COST BENEFIT ANALYSIS FOR DIGITAL PAYMENTS IN LESOTHO
CBA for digital payments in Lesotho summary report.
Innovative technological advances are leading the rethinking of market based business models applied by financial intermediaries that previously did not consider low income rural poor populations as a potential market for investable funds. Electronic money is rapidly coming to the fore as a game changer made possible through the use of cheap mobile phones, expanded cellular network coverage and fast internet services. Technical advances catalysing innovations include new ways of delivering financial services through agents / agencies, realigning Know Your Customer (KYC) requirements employing Tiered or Proportional KYC that encourage low income clients to open electronic money accounts, facilitating savings mobilisation, access to credit and insurance services.
As Africa’s highest contributor of social protection, Lesotho’ treasury faces considerable pressure to meet Government’s social protection obligations of mitigating the impact of poverty on Basotho.

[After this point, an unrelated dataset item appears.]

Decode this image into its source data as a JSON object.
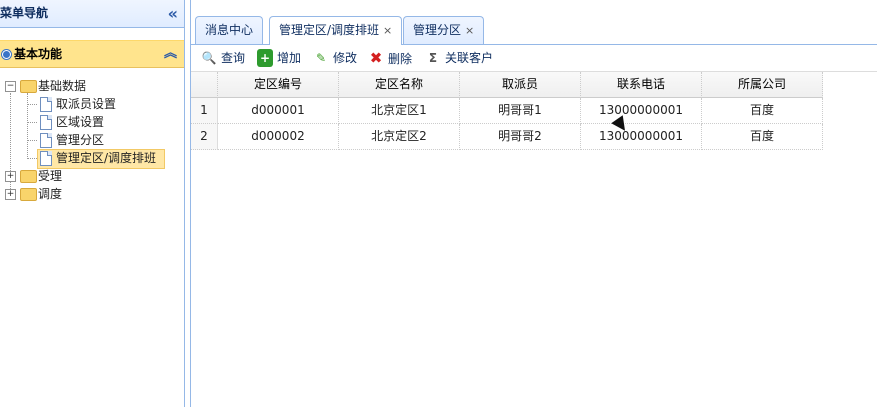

Declining revenues from the Southern African Customs Union (SACU) threaten to derail the social protection agenda and plunge more Basotho deeper in poverty. Consequently financial inclusion is gaining traction within the Government of Lesotho (GoL) as a strategic intervention to ameliorate poverty and induce unbanked low income, rural Basotho into the modern financial system where they can access and benefit from access to credit, savings mobilisation, access to employment and business development services promoting the growth of micro, small and medium enterprises.
The objective of this study was to identify, measure and value economic, financial and social benefits and costs of defined policy interventions to transform Lesotho’s economy from cash based payment platforms to an electronic payment platform. This was followed by an assessment of the existing legal, policy and regulatory frameworks and finally the analysis of technical and technological requirements of payments and collection points to develop electronic payments platforms.
The study utilised two case studies namely, the Child Grants Programme (CGP), representing social transfer payments – G2P; and Lesotho Revenue Authority (LRA) Electronic Taxation Project representing revenue collection – B2G; to demonstrate feasibility of transitioning to electronic payments. The case studies illuminated opportunities and challenges of electronic payments and revenue collection platforms from three sides; that of economic and financial viability; the legal, policy and regulatory feasibility and technical and technologically viability for payments and collection points to promote cashless payment systems.